**TASK INPUT**
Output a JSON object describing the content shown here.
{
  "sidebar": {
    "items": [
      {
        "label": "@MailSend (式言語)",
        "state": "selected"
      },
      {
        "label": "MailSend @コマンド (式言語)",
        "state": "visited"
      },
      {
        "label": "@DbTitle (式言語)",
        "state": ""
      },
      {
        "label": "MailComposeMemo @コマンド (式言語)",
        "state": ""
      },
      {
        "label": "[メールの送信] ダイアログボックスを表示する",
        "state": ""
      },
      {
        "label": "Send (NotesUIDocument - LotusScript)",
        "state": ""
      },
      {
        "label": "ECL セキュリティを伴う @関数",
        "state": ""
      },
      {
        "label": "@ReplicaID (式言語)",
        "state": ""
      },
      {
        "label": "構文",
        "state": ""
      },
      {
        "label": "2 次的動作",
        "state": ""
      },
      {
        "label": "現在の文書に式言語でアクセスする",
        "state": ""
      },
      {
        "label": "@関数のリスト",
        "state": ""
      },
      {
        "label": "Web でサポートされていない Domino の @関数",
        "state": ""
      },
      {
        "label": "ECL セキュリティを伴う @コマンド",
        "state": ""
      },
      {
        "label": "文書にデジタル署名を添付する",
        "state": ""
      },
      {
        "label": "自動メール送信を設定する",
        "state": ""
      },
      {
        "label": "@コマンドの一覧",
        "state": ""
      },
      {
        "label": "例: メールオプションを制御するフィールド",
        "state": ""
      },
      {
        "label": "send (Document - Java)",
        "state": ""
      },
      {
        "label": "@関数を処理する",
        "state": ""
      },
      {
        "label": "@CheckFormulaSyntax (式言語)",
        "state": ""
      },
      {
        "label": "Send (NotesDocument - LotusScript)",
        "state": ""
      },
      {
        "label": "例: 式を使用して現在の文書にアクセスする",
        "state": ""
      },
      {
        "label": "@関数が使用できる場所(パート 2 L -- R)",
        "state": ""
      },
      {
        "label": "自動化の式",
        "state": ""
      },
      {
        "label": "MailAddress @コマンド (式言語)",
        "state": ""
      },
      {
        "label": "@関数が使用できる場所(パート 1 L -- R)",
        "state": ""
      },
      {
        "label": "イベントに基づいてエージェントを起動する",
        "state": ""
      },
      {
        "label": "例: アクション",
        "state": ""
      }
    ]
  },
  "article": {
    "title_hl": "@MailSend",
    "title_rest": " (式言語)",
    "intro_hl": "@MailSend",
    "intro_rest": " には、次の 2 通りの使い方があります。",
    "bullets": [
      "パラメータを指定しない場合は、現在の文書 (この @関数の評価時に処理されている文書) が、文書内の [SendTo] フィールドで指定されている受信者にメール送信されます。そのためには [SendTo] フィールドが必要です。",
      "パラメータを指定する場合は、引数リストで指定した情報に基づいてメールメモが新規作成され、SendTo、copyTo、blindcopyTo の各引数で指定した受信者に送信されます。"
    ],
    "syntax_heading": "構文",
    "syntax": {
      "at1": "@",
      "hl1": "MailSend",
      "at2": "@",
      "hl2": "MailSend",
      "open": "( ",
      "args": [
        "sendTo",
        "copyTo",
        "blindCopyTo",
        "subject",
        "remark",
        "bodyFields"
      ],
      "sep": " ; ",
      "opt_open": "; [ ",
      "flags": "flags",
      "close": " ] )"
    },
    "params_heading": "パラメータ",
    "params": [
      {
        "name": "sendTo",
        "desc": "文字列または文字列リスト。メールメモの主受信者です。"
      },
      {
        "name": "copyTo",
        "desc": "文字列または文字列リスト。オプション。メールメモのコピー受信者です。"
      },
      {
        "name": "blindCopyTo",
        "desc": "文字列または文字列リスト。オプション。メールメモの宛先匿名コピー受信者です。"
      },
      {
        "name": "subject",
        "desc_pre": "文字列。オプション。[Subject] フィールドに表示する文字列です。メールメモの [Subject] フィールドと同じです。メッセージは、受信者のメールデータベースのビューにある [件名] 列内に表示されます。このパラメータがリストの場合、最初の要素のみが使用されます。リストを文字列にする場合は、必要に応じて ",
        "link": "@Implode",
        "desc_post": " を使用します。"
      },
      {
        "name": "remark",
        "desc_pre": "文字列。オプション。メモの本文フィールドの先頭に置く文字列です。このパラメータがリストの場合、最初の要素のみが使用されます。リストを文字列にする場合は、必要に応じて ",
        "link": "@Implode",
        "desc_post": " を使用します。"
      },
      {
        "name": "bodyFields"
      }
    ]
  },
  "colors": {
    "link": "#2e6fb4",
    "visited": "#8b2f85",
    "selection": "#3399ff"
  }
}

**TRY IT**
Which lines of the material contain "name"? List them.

**TASK ANSWER**
        "name": "sendTo",
        "name": "copyTo",
        "name": "blindCopyTo",
        "name": "subject",
        "name": "remark",
        "name": "bodyFields"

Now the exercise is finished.